Early diagnosis of depression among teens can help families take steps to treat it before it can lead to problems such as substance abuse, academic failure, trouble with the law, and self-destructive behaviors. Catching depression early allows families to try treatment options such as therapy, medication, and therapeutic schools before serious problems arise.
Teens & Depression
Depression is a mental health issue that can have serious consequences for teens. While a certain level of moodiness is to be expected from adolescents as they go through puberty and grapple with questions of who they are and where they fit in, depression is deeper and more pervasive.
Nearly 20 percent of teens will experience depression before they become adults. Nearly 15 percent of teens will have symptoms of depression at any given time.
Depression poses some serious risk to teens. Depression increases a teen’s risk of attempting suicide twelve-fold. Nearly a third of teens suffering from depression will develop problems with drugs or alcohol. Even if teens don’t develop these problems, struggles with depression often impair their academic performance and inhibit social growth.
If a teen’s parent or sibling has had trouble with depression, that teen is at an elevated risk of developing the illness. While lifestyle and environmental factors play a big role in depression, the influence of genetics cannot be denied. Teens with depression in their family background can benefit from screenings for the illness.
U.S. Preventative Services Task Force Recommendations
The U.S. Preventative Services Task Force recently recommended that all primary care doctors routinely screen their adolescent patients for depression. Experts on the task force say that primary care doctors are the front line in mental health, as they have more access to and interaction with teens than members of the mental health community.
The task force recommended that doctors have a system in place to help connect teens to treatment options should they need support. The task force made no specific recommendations for the systems that primary doctors should have in place, but a range of options exist, such as having mental health providers work in the primary care practice or building referral relationships with local mental health clinics.
Getting your teen screened for depression is no different than getting them screened for scoliosis or having them undergo an eye exam. It’s the smart thing to do, and it can help you aid your child in getting the best possible start to adulthood.
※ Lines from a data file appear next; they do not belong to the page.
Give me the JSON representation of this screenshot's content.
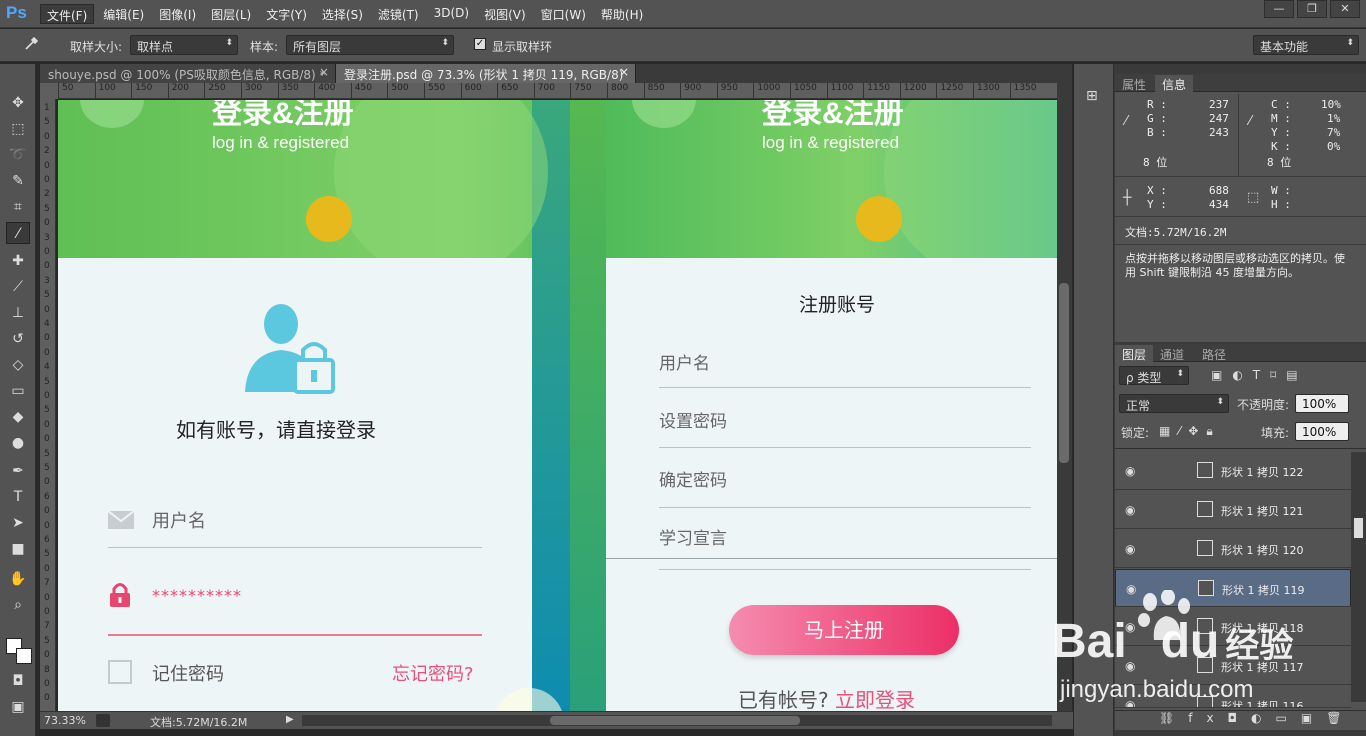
{
  "app": {
    "logo": "Ps"
  },
  "menu": [
    "文件(F)",
    "编辑(E)",
    "图像(I)",
    "图层(L)",
    "文字(Y)",
    "选择(S)",
    "滤镜(T)",
    "3D(D)",
    "视图(V)",
    "窗口(W)",
    "帮助(H)"
  ],
  "window_buttons": {
    "minimize": "—",
    "restore": "❐",
    "close": "✕"
  },
  "options": {
    "sample_size_label": "取样大小:",
    "sample_size_value": "取样点",
    "sample_label": "样本:",
    "sample_value": "所有图层",
    "show_ring_label": "显示取样环",
    "show_ring_checked": "✓",
    "workspace": "基本功能"
  },
  "tabs": [
    {
      "label": "shouye.psd @ 100% (PS吸取颜色信息, RGB/8) *",
      "close": "×"
    },
    {
      "label": "登录注册.psd @ 73.3% (形状 1 拷贝 119, RGB/8) *",
      "close": "×"
    }
  ],
  "ruler_h": [
    "50",
    "100",
    "150",
    "200",
    "250",
    "300",
    "350",
    "400",
    "450",
    "500",
    "550",
    "600",
    "650",
    "700",
    "750",
    "800",
    "850",
    "900",
    "950",
    "1000",
    "1050",
    "1100",
    "1150",
    "1200",
    "1250",
    "1300",
    "1350"
  ],
  "ruler_v": [
    "1",
    "5",
    "0",
    "2",
    "0",
    "0",
    "2",
    "5",
    "0",
    "3",
    "0",
    "0",
    "3",
    "5",
    "0",
    "4",
    "0",
    "0",
    "4",
    "5",
    "0",
    "5",
    "0",
    "0",
    "5",
    "5",
    "0",
    "6",
    "0",
    "0",
    "6",
    "5",
    "0",
    "7",
    "0",
    "0",
    "7",
    "5",
    "0",
    "8",
    "0",
    "0"
  ],
  "login": {
    "title": "登录&注册",
    "subtitle": "log in & registered",
    "heading": "如有账号，请直接登录",
    "username_placeholder": "用户名",
    "password_value": "**********",
    "remember": "记住密码",
    "forgot": "忘记密码?"
  },
  "register": {
    "title": "登录&注册",
    "subtitle": "log in & registered",
    "heading": "注册账号",
    "fields": [
      "用户名",
      "设置密码",
      "确定密码",
      "学习宣言"
    ],
    "submit": "马上注册",
    "have_account": "已有帐号?",
    "login_link": "立即登录"
  },
  "info_panel": {
    "tabs": [
      "属性",
      "信息"
    ],
    "r_label": "R :",
    "r_val": "237",
    "g_label": "G :",
    "g_val": "247",
    "b_label": "B :",
    "b_val": "243",
    "bit_left": "8 位",
    "c_label": "C :",
    "c_val": "10%",
    "m_label": "M :",
    "m_val": "1%",
    "y_label": "Y :",
    "y_val": "7%",
    "k_label": "K :",
    "k_val": "0%",
    "bit_right": "8 位",
    "x_label": "X :",
    "x_val": "688",
    "yy_label": "Y :",
    "yy_val": "434",
    "w_label": "W :",
    "h_label": "H :",
    "doc": "文档:5.72M/16.2M",
    "hint": "点按并拖移以移动图层或移动选区的拷贝。使用 Shift 键限制沿 45 度增量方向。"
  },
  "layers_panel": {
    "tabs": [
      "图层",
      "通道",
      "路径"
    ],
    "filter": "ρ 类型",
    "blend": "正常",
    "opacity_label": "不透明度:",
    "opacity": "100%",
    "lock_label": "锁定:",
    "fill_label": "填充:",
    "fill": "100%",
    "layers": [
      "形状 1 拷贝 122",
      "形状 1 拷贝 121",
      "形状 1 拷贝 120",
      "形状 1 拷贝 119",
      "形状 1 拷贝 118",
      "形状 1 拷贝 117",
      "形状 1 拷贝 116"
    ],
    "selected_index": 3
  },
  "status": {
    "zoom": "73.33%",
    "doc": "文档:5.72M/16.2M"
  },
  "watermark": {
    "brand": "Bai",
    "brand2": "du",
    "suffix": "经验",
    "url": "jingyan.baidu.com"
  },
  "colors": {
    "green": "#7fd066",
    "pink": "#f0467a",
    "cyan": "#5bc8e0",
    "yellow": "#e8b91c"
  }
}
Sage Day Schools are New Jersey therapeutic schools offering specialized programs for students with a variety of emotional issues, including depression and anxiety. Accredited by the Middle States Association of Colleges and Schools Commissions on Elementary and Secondary Schools, Sage Day offers a rigorous academic program in an environment that also incorporates a comprehensive clinical program. Learn more about how Sage Day can help by contacting 201-843-3800.